A potential bottleneck for increasing the adoption of child health interventions has been limited attention to designing actions that are built on the essential role that caregivers play in determining their effectiveness. In the Sanitation Hygiene Infant Nutrition Efficacy (SHINE) trial, we utilize the concept of maternal capabilities to examine participants' skills and attributes that affect their ability to provide appropriate care for their young child, fully engage with trial interventions, and influence the response to these interventions at the household level. We hypothesize that the impact of SHINE interventions on child stunting and anemia will be modified by these maternal capabilities. Drawing upon multiple theories, we identify and define critical maternal capabilities domains, and describe how they are measured in the trial. Description of maternal capabilities and their role as potential modifiers on impact will increase understanding of the impact of SHINE interventions, and the generalizability of our findings.
Keywords: caregiver capabilities; child caregiving; impact evaluation; intervention design.

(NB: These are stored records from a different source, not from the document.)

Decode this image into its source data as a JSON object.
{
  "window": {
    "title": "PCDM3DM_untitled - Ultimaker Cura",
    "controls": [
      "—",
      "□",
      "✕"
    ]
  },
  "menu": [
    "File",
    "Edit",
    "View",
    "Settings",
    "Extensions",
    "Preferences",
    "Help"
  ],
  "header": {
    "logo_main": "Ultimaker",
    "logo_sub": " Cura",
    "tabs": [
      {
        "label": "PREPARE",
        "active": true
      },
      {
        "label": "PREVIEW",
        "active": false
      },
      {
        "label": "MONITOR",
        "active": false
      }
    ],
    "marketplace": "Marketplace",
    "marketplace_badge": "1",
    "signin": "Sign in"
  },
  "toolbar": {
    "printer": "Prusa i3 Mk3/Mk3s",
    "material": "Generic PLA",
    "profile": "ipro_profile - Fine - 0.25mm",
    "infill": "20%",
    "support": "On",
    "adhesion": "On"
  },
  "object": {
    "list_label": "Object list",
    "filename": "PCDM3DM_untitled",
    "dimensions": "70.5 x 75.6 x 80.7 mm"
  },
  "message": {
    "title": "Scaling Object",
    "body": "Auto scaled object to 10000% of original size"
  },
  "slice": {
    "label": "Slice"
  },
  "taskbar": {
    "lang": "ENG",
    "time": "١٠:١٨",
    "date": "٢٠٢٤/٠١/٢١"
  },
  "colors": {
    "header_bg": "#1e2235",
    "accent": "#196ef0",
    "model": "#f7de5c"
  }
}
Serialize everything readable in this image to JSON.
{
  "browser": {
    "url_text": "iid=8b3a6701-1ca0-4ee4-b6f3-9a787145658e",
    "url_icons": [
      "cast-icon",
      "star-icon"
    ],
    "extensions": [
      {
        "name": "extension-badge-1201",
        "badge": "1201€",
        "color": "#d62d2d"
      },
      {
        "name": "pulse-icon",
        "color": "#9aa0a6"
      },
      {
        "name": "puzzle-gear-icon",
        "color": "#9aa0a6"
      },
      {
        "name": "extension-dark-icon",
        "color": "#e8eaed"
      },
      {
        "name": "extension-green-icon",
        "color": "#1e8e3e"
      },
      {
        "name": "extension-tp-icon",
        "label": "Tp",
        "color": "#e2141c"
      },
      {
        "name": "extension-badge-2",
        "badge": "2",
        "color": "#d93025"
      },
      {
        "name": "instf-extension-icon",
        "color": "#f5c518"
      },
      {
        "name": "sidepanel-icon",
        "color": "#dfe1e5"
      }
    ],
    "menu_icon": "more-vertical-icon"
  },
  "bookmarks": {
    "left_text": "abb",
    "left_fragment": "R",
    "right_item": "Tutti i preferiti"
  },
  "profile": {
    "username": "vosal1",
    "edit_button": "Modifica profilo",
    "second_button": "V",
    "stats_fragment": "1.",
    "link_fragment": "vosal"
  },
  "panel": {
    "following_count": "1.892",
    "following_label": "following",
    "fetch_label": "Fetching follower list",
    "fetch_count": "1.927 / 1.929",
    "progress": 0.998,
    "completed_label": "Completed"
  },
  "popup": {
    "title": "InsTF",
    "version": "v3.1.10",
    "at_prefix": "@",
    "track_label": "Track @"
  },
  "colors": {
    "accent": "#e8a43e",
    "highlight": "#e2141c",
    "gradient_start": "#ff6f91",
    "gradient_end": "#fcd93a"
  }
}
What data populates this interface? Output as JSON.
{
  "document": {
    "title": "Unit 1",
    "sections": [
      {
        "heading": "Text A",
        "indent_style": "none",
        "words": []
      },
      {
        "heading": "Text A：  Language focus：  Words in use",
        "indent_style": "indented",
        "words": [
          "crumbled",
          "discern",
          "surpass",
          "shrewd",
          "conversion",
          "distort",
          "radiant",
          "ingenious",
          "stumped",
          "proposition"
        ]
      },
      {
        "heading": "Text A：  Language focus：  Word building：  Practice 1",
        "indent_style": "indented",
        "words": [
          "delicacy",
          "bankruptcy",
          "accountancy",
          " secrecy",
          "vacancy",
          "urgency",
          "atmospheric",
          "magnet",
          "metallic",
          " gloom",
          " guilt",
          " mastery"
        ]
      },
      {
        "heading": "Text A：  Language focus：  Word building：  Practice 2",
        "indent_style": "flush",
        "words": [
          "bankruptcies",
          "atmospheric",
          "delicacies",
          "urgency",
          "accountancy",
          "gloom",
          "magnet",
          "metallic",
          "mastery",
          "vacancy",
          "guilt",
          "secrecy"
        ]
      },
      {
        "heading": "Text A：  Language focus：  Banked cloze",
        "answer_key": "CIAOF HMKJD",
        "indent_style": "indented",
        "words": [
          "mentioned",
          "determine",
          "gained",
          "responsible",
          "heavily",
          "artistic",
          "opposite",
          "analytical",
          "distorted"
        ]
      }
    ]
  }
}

© The Author 2015. Published by Oxford University Press for the Infectious Diseases Society of America.